If you want make further comparisons, there is little doubt that the hit on Devlin would have drawn a penalty flag and probably a substantial fine had it occurred in an NFL game.
It is not about how many flags you throw, it's about throwing the flags when they need to be thrown.
It's too bad that the heroics of Delaware's defense, along with Sasek and kicker Mike Perry, were somewhat overshadowed by Bryant's hit.
Sasek fumbled away a center-quarterback exchange at the JMU three, shortly after replacing Devlin, and threw an interception in the third period to kill off another Blue Hen scoring threat.
But when the game was on the line, the inexperienced passer was tough as nails.
"I definitely felt more confident than the beginning of the game since my first drive didn't end up too well," Sasek said. "My team helped me out through this, calmed me down.
Sasek completed his final seven passes after going 6-of-14 earlier to finish 13-of-21 for 124 yards. Mixing runs by Sasek and Pierce, along with the passing, Delaware got into position for two fourth-quarter field goals from Perry.
The first from 47 yards was the longest Perry had ever made in a competitive game.
"That one was the tougher of the two," said Perry, a junior who replaced ex-Blue Hen All-American Jon Striefsky this season. "There was a lot less pressure on the second one, because it was a chip shot.
Yes, like it is easy to kick a 28-yard field goal with three seconds remaining in a 10-10 CAA showdown, with JMU's always enthusiastic fans screaming at you.
"It was staying focused and following through," Perry added. "It was basically muscle memory."
In Keeler's mind, there was little doubt that Perry would make the kick.
"We practice those situations every day in practice," said Keeler. I had a lot of confidence, he's been really good in practice."

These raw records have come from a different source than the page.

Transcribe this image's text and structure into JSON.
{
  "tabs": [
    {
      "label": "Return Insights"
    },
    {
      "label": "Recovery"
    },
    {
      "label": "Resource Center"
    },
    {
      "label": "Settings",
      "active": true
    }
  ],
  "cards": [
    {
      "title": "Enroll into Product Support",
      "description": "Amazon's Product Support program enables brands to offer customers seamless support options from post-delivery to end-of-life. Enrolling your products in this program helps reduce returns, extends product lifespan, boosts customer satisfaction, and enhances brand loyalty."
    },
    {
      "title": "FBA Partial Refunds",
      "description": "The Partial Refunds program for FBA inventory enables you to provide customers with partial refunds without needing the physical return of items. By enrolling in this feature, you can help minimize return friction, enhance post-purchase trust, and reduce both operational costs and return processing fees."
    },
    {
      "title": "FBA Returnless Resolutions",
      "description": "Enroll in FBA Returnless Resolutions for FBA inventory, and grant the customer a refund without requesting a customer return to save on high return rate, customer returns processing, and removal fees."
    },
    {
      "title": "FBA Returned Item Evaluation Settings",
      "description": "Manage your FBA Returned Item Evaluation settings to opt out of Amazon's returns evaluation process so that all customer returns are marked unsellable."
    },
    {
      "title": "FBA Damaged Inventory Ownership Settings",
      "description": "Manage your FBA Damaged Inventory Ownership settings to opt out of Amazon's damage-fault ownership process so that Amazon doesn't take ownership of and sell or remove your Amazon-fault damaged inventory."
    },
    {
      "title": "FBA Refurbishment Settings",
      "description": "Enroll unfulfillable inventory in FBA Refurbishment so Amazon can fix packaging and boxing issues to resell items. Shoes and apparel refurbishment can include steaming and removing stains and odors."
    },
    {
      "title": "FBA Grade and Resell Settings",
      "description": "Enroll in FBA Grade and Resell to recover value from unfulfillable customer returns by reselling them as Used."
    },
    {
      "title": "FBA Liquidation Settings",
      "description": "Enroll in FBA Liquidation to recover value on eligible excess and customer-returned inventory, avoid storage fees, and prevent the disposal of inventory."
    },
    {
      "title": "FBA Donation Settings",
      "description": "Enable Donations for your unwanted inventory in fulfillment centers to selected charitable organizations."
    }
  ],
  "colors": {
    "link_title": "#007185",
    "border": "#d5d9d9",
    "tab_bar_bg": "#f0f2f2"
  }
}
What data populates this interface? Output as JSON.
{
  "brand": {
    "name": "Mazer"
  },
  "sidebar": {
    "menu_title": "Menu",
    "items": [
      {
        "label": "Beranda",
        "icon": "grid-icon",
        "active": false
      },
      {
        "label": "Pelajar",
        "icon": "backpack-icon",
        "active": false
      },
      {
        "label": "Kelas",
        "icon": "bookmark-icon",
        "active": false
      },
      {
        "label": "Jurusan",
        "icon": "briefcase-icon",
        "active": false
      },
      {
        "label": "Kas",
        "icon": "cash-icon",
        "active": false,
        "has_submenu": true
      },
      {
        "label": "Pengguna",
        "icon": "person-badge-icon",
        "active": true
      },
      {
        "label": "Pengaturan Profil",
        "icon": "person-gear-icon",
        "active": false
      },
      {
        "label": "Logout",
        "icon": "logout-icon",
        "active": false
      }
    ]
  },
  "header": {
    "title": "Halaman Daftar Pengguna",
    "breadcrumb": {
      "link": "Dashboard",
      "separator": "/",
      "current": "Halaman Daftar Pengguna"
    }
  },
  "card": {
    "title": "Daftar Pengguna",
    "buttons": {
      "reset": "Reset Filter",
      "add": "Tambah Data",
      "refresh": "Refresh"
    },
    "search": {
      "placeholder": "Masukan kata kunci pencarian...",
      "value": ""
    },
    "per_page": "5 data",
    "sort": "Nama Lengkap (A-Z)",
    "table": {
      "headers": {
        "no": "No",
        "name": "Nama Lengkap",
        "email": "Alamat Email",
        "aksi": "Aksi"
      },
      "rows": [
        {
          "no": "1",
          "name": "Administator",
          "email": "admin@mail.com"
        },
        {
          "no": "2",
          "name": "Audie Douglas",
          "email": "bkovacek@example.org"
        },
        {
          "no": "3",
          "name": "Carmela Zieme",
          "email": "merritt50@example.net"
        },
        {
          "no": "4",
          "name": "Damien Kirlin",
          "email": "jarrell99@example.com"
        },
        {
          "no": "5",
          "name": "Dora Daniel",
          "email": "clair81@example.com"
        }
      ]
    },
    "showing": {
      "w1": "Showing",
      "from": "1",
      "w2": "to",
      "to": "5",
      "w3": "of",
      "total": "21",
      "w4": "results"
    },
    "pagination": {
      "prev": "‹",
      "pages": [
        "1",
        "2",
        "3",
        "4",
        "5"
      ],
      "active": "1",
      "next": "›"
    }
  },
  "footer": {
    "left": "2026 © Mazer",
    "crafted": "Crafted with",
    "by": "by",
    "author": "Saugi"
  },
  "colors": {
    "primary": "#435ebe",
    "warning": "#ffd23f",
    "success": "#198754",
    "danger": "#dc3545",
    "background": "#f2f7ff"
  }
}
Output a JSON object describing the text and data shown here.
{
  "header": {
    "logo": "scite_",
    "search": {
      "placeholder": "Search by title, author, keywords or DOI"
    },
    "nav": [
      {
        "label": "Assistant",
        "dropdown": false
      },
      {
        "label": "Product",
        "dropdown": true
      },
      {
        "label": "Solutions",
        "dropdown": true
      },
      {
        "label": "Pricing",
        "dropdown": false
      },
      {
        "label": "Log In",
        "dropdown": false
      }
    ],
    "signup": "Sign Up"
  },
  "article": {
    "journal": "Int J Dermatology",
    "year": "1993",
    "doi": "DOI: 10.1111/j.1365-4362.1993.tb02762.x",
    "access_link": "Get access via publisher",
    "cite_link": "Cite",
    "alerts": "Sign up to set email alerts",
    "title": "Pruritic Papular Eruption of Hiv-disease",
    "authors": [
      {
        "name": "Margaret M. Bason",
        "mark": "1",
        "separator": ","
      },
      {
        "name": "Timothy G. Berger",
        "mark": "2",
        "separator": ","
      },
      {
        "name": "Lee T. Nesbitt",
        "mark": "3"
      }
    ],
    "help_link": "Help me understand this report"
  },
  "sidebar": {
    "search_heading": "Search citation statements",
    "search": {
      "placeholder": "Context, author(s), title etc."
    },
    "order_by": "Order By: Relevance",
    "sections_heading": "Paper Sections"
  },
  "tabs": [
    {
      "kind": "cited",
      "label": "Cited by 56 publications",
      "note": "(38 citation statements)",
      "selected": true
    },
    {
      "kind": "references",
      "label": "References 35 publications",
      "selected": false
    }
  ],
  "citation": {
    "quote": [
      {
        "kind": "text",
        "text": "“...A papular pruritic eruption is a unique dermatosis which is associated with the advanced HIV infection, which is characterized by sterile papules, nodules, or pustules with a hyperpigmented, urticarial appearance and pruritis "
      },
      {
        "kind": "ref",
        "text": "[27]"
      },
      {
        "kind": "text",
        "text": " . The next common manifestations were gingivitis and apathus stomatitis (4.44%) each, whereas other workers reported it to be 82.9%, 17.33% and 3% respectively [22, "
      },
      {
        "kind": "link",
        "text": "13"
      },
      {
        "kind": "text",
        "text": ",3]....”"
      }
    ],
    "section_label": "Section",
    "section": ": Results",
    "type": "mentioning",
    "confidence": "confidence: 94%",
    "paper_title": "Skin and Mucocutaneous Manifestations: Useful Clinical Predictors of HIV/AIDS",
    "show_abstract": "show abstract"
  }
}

The Delaware defense limited JMU to 283 yards and held the Dukes scoreless in the second half. On offense, the Blue Hens (5-0 overall, 2-0 in the CAA) managed only 206 yards — its lowest winning output in five years — but it was just enough.
"I told (the offense) that 14 points were all we were going to need," said Worrilow. "They weren't going to score more than 10."
Worrilow proved to be right on everything, but the final score. He missed it by one point.
THE OFFENSIVE COORDINATOR
Assistant coaches are not noticed a whole lot, unless their players make big mistakes. But Keeler and others were quick to give some special credit to Delaware offensive coordinator Jim Hofher in the wake of the victory.
"Jim Hofher does a fine job in helping these guys understand that you are one play away from playing and Trevor was literally one play away today," Keeler said.
Hofher, who has head coaching experience at his alma mater Cornell and Buffalo, was masterful in his play-calling during the latter stages of the game.
"You just keep calling things until you find something that works," said the humble offensive coordinator. "We had to keep hunting and pecking, until we found something that was successful."
Hofher was like a proud papa as he watched Sasek come through in the youngster's biggest test thus far.
"We all have a sense of what our players' strengths and weaknesses are," said Hofher. "Trevor is a very talented player for us."
Even Matthews was impressed with the Delaware win as he watched his team lose its first CAA game and suffer its first loss overall.
"To lose your starting quarterback on the (second) play of the game and still win, you've got to give their kids a lot of credit," Matthews said. "A couple times they were on the ropes, and they refused to give in.''